__Problem details__
For this exercise, please find the lines in the entries that include the word "icon" and copy them.

# # #

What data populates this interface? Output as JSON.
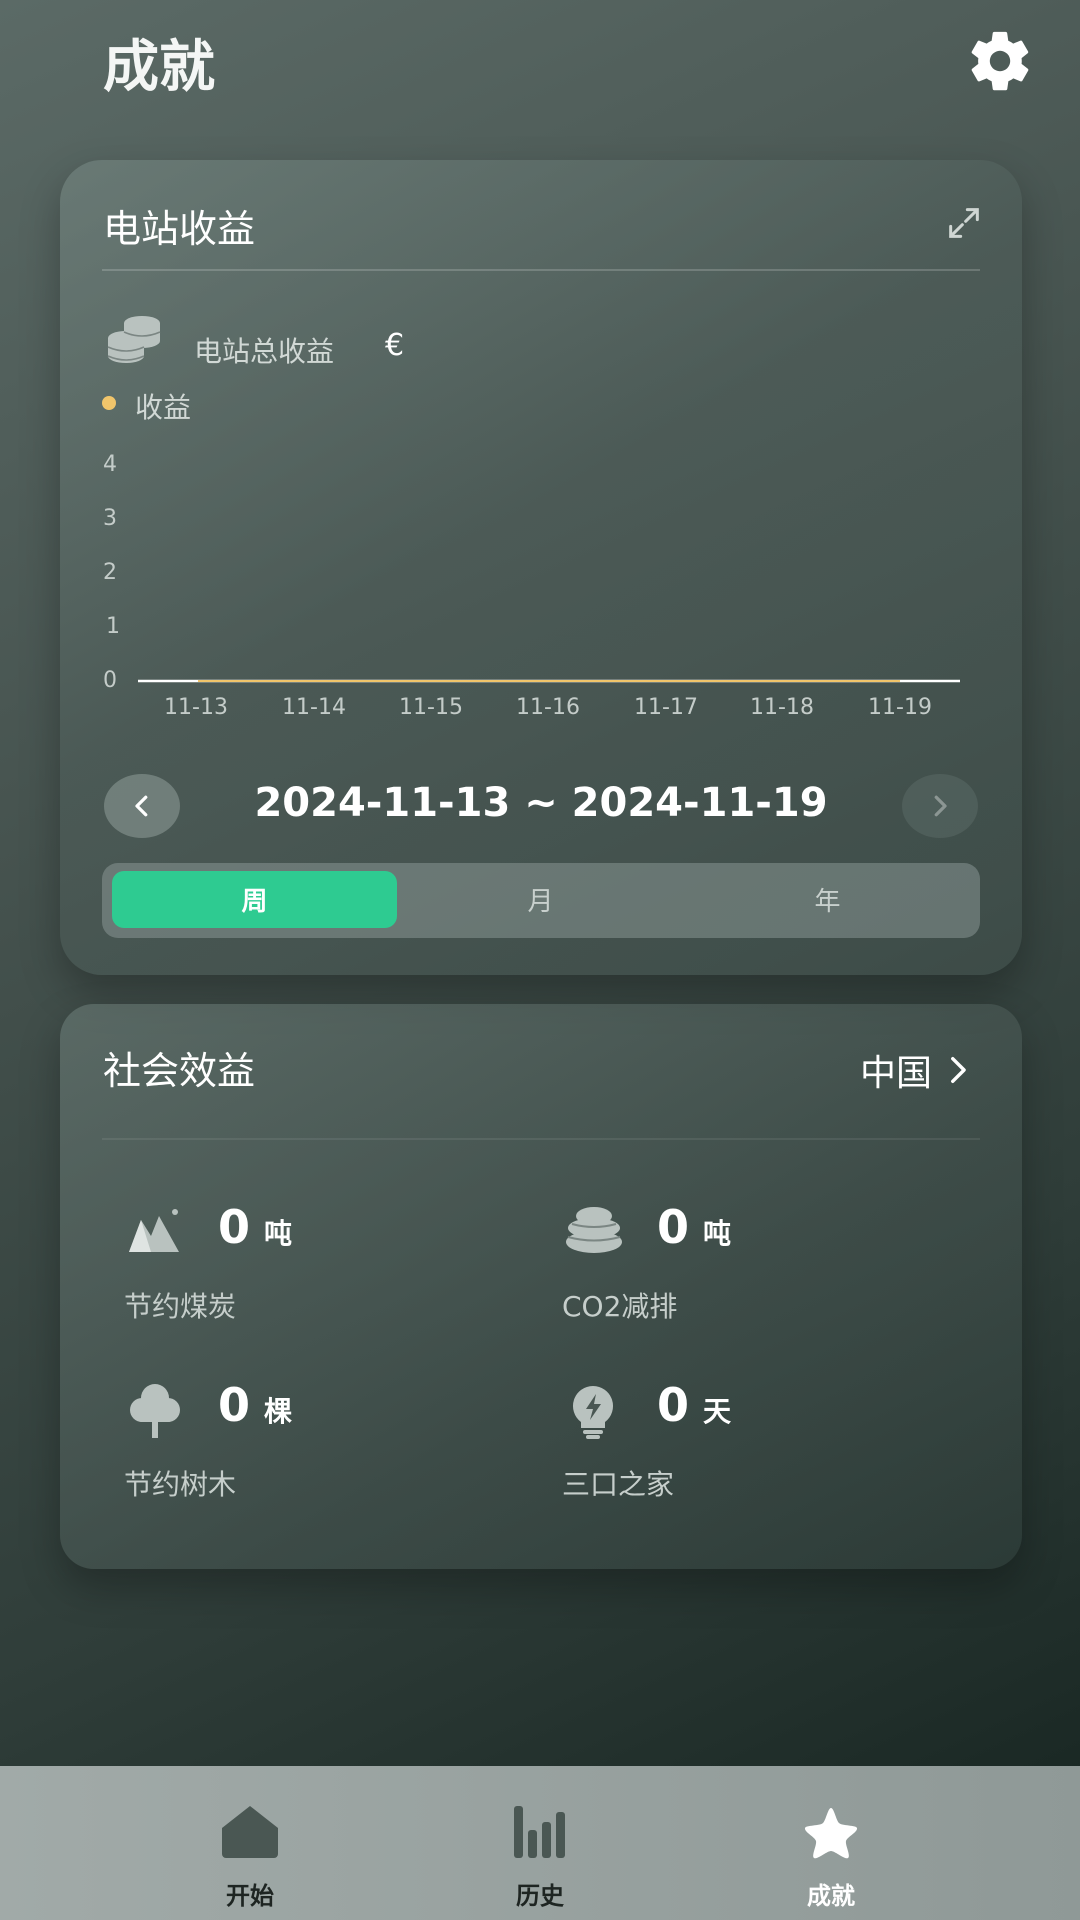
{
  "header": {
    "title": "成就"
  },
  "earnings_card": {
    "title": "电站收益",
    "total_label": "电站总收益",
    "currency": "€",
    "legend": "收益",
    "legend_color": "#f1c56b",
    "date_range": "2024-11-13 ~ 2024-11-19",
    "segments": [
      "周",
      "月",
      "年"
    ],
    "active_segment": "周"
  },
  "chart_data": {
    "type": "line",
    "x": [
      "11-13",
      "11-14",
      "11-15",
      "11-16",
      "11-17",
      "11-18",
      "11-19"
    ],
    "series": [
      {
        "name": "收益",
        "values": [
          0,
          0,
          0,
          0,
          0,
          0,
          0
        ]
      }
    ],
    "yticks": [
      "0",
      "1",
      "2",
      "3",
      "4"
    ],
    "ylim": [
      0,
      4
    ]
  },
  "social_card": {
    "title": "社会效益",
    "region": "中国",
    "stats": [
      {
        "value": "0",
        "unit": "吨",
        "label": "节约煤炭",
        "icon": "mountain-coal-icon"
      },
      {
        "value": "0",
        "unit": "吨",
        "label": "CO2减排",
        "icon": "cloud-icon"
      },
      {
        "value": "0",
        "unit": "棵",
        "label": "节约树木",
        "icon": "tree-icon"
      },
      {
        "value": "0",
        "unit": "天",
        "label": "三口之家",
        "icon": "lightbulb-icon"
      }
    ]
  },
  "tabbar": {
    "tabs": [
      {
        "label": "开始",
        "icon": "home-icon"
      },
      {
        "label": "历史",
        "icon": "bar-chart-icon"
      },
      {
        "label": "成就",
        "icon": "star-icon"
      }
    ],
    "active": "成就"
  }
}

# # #

__Answer for the task__
        "icon": "mountain-coal-icon"
        "icon": "cloud-icon"
        "icon": "tree-icon"
        "icon": "lightbulb-icon"
        "icon": "home-icon"
        "icon": "bar-chart-icon"
        "icon": "star-icon"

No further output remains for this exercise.